The Contra Costa District Attorney’s Office announced Friday it had concluded there was insufficient evidence to prosecute the two officers who shot Miles Hall, whose family has said he was in the midst of a mental health episode.
Hall’s mother, Taun Hall, expressed her disappointment in a statement Friday, saying, “After nearly two long years of waiting anxiously for the conclusion of what we had hoped would be a thorough, unbiased, factually accurate investigation, we learned that there will be no justice and no accountability for the indefensible actions that resulted in our son’s death — at least not today.”
An attorney for Hall’s family, John Burris, said their next step would be to ask California Attorney General Rob Bonta and the US Justice Department to “step in and review this case.”
“We are not finished fighting for justice and accountability in the killing of Miles Hall,” Burris said.
CNN previously reported four of the five people who called 911 on the day of the shooting told dispatchers Hall had mental health problems, according to recordings released by police at the time.
According to the account of events outlined in a statement from the district attorney’s office Friday, police responded June 2, 2019, after they received emergency calls about a disturbance at the Walnut Creek home where Hall lived.
One call was made by one of Hall’s family members, the DA’s statement said, followed by neighbors and another witness.
Responding officers “were aware of a previous incident where Mr. Hall had brandished a knife at Walnut Creek police officers, and they used less than lethal force to take him into custody for a mental health hold,” the statement said.
Hall, who was reportedly carrying a “black steel digging tool” when police arrived, refused commands by the officers to drop the tool, the district attorney’s statement said. Hall then ran toward the officers, the statement said, and one officer fired bean bag rounds at Hall in an effort to stop him.
But “Mr. Hall continued to run in the officer’s direction despite being hit with less than lethal force,” the statement said. It was at this point that two officers “discharged their department issued handguns at Mr. Hall. Ultimately, Mr. Hall was struck by four rounds and fell to the ground.”
Officers restrained Hall and attempted first aid, but he was later pronounced dead at a local hospital, the district attorney’s statement said.
The city of Walnut Creek reached a $4 million settlement with the Hall family last year.
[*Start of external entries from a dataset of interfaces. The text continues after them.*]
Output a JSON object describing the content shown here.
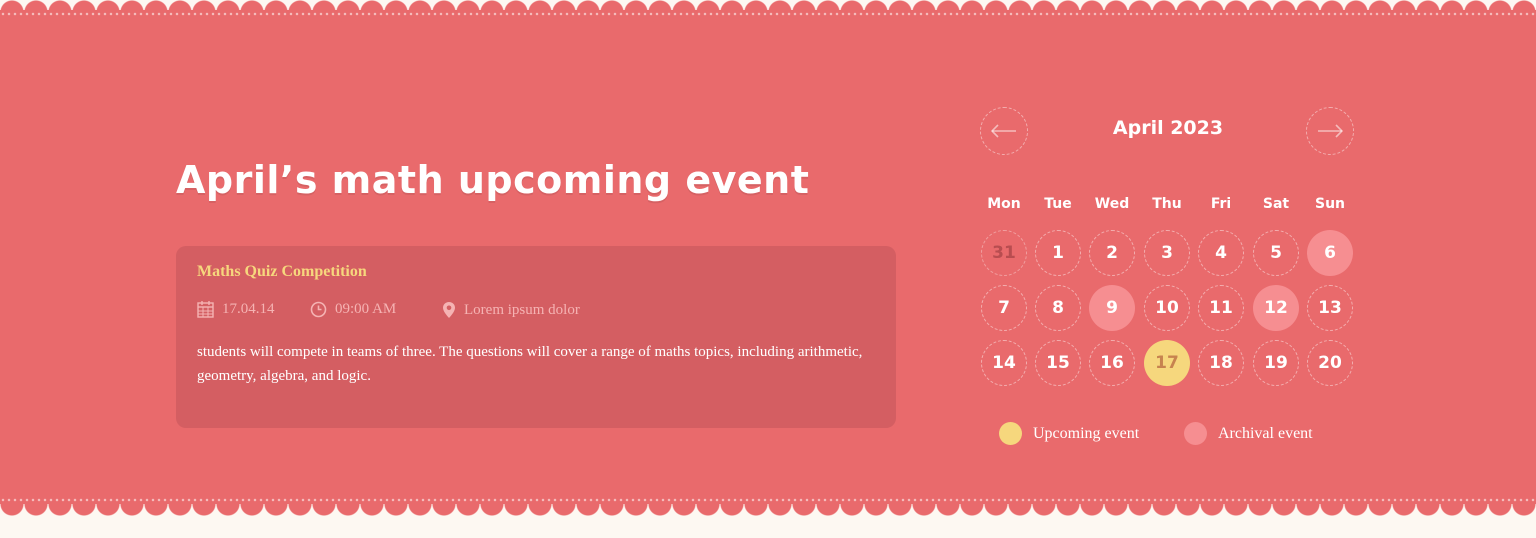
{
  "section": {
    "title": "April’s math upcoming event"
  },
  "event": {
    "title": "Maths Quiz Competition",
    "date": "17.04.14",
    "time": "09:00 AM",
    "location": "Lorem ipsum dolor",
    "description": "students will compete in teams of three. The questions will cover a range of maths topics, including arithmetic, geometry, algebra, and logic."
  },
  "calendar": {
    "month_label": "April 2023",
    "prev_icon": "arrow-left-icon",
    "next_icon": "arrow-right-icon",
    "weekdays": [
      "Mon",
      "Tue",
      "Wed",
      "Thu",
      "Fri",
      "Sat",
      "Sun"
    ],
    "days": [
      "31",
      "1",
      "2",
      "3",
      "4",
      "5",
      "6",
      "7",
      "8",
      "9",
      "10",
      "11",
      "12",
      "13",
      "14",
      "15",
      "16",
      "17",
      "18",
      "19",
      "20"
    ],
    "muted_days": [
      "31"
    ],
    "archival_days": [
      "6",
      "9",
      "12"
    ],
    "upcoming_days": [
      "17"
    ]
  },
  "legend": {
    "upcoming": "Upcoming event",
    "archival": "Archival event"
  },
  "colors": {
    "background": "#e96a6c",
    "card": "#d45e62",
    "upcoming": "#f6d77d",
    "archival": "#f68e91"
  }
}
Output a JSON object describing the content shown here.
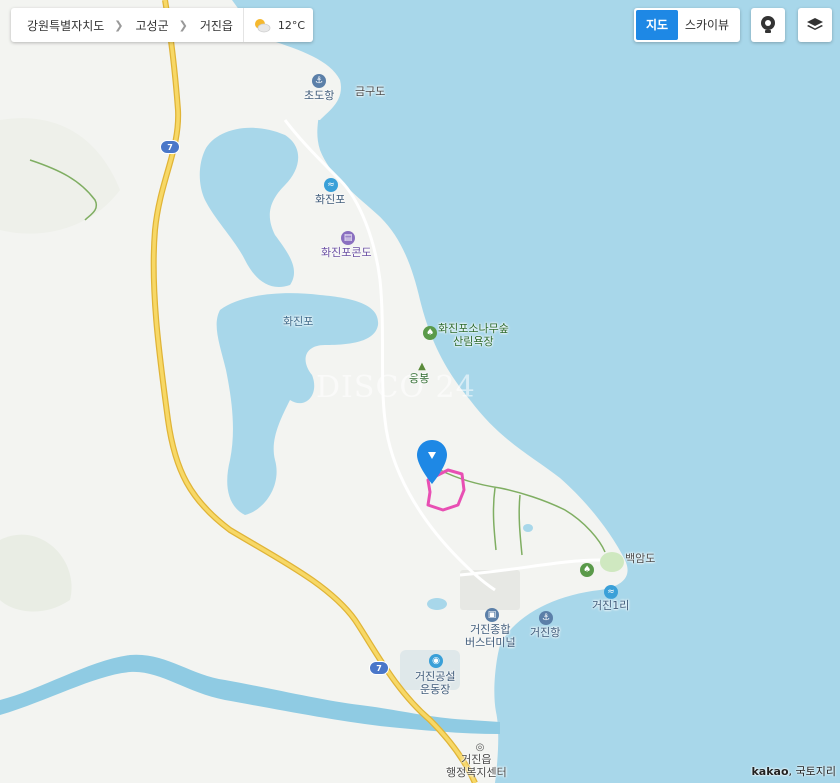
{
  "breadcrumb": {
    "items": [
      "강원특별자치도",
      "고성군",
      "거진읍"
    ],
    "separator": "❯"
  },
  "weather": {
    "icon": "partly-cloudy-icon",
    "temperature": "12°C"
  },
  "map_type": {
    "map_label": "지도",
    "skyview_label": "스카이뷰",
    "active": "지도"
  },
  "controls": {
    "roadview_icon": "roadview-pin-icon",
    "layers_icon": "layers-icon"
  },
  "labels": {
    "chodohang": "초도항",
    "geumgudo": "금구도",
    "hwajinpo_beach": "화진포",
    "hwajinpo_condo": "화진포콘도",
    "hwajinpo_lake": "화진포",
    "pine_forest_line1": "화진포소나무숲",
    "pine_forest_line2": "산림욕장",
    "ungbong": "응봉",
    "baegamdo": "백암도",
    "geojin1ri": "거진1리",
    "bus_terminal_line1": "거진종합",
    "bus_terminal_line2": "버스터미널",
    "geojinhang": "거진항",
    "stadium_line1": "거진공설",
    "stadium_line2": "운동장",
    "center_line1": "거진읍",
    "center_line2": "행정복지센터"
  },
  "highway": {
    "route_number": "7"
  },
  "watermark": "DISCO 24",
  "copyright": {
    "brand": "kakao",
    "text": ", 국토지리"
  },
  "colors": {
    "sea": "#a8d7ea",
    "land": "#f3f4f1",
    "highway": "#f2c744",
    "highway_badge": "#4a77c9",
    "parcel_outline": "#e84fb3",
    "marker": "#1e88e5",
    "active_tab": "#1e88e5"
  }
}
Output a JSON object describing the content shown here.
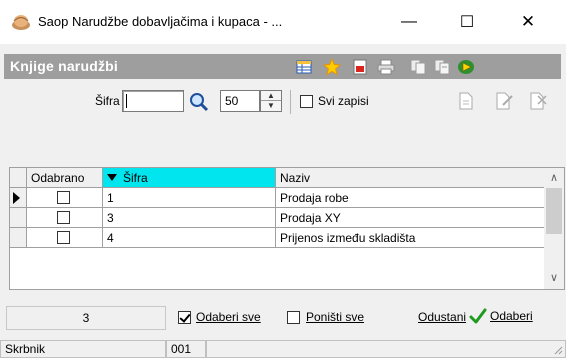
{
  "window": {
    "title": "Saop  Narudžbe dobavljačima i kupaca - ...",
    "minimize": "—",
    "maximize": "☐",
    "close": "✕"
  },
  "section": {
    "title": "Knjige narudžbi"
  },
  "filter": {
    "sifra_label": "Šifra",
    "sifra_value": "",
    "count_value": "50",
    "show_all_label": "Svi zapisi",
    "show_all_checked": false
  },
  "table": {
    "columns": [
      "Odabrano",
      "Šifra",
      "Naziv"
    ],
    "rows": [
      {
        "selected": false,
        "sifra": "1",
        "naziv": "Prodaja robe"
      },
      {
        "selected": false,
        "sifra": "3",
        "naziv": "Prodaja XY"
      },
      {
        "selected": false,
        "sifra": "4",
        "naziv": "Prijenos između skladišta"
      }
    ]
  },
  "bottom": {
    "count": "3",
    "select_all_label": "Odaberi sve",
    "select_all_checked": true,
    "unselect_all_label": "Poništi sve",
    "unselect_all_checked": false,
    "cancel_label": "Odustani",
    "ok_label": "Odaberi"
  },
  "status": {
    "user": "Skrbnik",
    "code": "001"
  },
  "colors": {
    "active_header": "#00e5ee",
    "section_bar": "#9e9e9e"
  }
}
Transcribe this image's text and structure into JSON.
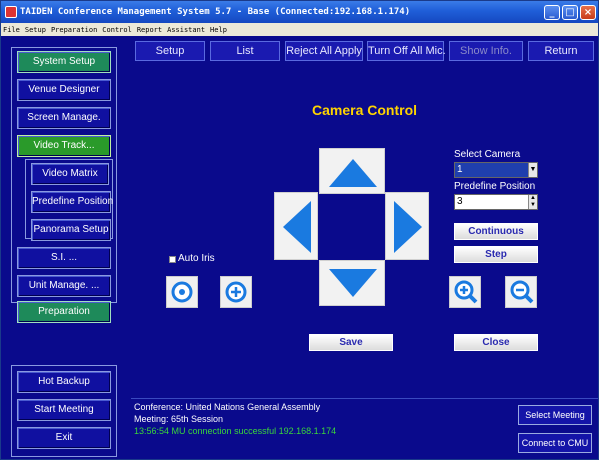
{
  "window": {
    "title": "TAIDEN Conference Management System 5.7 - Base (Connected:192.168.1.174)",
    "min_icon": "minimize-icon",
    "max_icon": "maximize-icon",
    "close_icon": "close-icon"
  },
  "menu": [
    "File",
    "Setup",
    "Preparation",
    "Control",
    "Report",
    "Assistant",
    "Help"
  ],
  "toolbar": {
    "setup": "Setup",
    "list": "List",
    "reject_all": "Reject All Apply",
    "turn_off_mic": "Turn Off All Mic.",
    "show_info": "Show Info.",
    "return": "Return"
  },
  "sidebar": {
    "system_setup": "System Setup",
    "venue_designer": "Venue Designer",
    "screen_manage": "Screen Manage.",
    "video_track": "Video Track...",
    "video_matrix": "Video Matrix",
    "predefine_position": "Predefine Position",
    "panorama_setup": "Panorama Setup",
    "si": "S.I. ...",
    "unit_manage": "Unit Manage. ...",
    "preparation": "Preparation",
    "hot_backup": "Hot Backup",
    "start_meeting": "Start Meeting",
    "exit": "Exit"
  },
  "camera_control": {
    "title": "Camera Control",
    "select_camera_label": "Select Camera",
    "select_camera_value": "1",
    "predefine_position_label": "Predefine Position",
    "predefine_position_value": "3",
    "continuous": "Continuous",
    "step": "Step",
    "auto_iris": "Auto Iris",
    "save": "Save",
    "close": "Close"
  },
  "status": {
    "conference": "Conference: United Nations General Assembly",
    "meeting": "Meeting: 65th Session",
    "log": "13:56:54 MU connection successful 192.168.1.174",
    "select_meeting": "Select Meeting",
    "connect_cmu": "Connect to CMU"
  },
  "colors": {
    "background": "#0a0a8c",
    "title_accent": "#ffd400",
    "arrow_blue": "#1a7ae0",
    "log_green": "#3ad63a"
  }
}
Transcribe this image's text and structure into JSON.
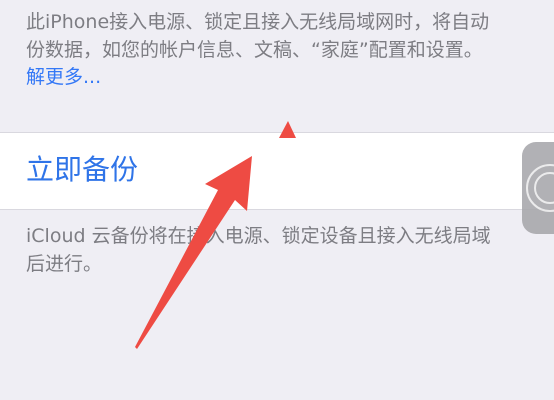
{
  "top_description": {
    "line1": "此iPhone接入电源、锁定且接入无线局域网时，将自动",
    "line2": "份数据，如您的帐户信息、文稿、“家庭”配置和设置。",
    "learn_more": "解更多..."
  },
  "backup": {
    "label": "立即备份"
  },
  "bottom_description": {
    "line1": "iCloud 云备份将在接入电源、锁定设备且接入无线局域",
    "line2": "后进行。"
  },
  "annotation": {
    "color": "#ee4b43",
    "icon": "red-arrow-pointer"
  }
}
And while Hall’s mother said it did not constitute justice for her son, it would allow the family to focus on its work on the Miles Hall Foundation, through which they have pushed for a reformed response to mental health emergencies.
“Justice will be when we are able to have a non-police response for the mentally ill, at least here to start in Contra Costa County,” Taun Hall said at the time. “And then, it could be something… throughout the nation.”
In a Friday news release from the city, Walnut Creek Mayor Kevin Wilk said the “past two years have been painful for our community.”
“Mental health is one of our society’s most serious crises and we must do whatever we can to provide immediate help to those who need it most,” Wilk said in a statement. “We will continue to work with the community to do whatever possible to prevent this type of tragedy from occurring again in Walnut Creek, and in the meantime we hope that all viewpoints are shared peacefully.”
The release said that in the months after the shooting, the police department purchased a “significant number of less-lethal devices” as well as enhanced body cameras.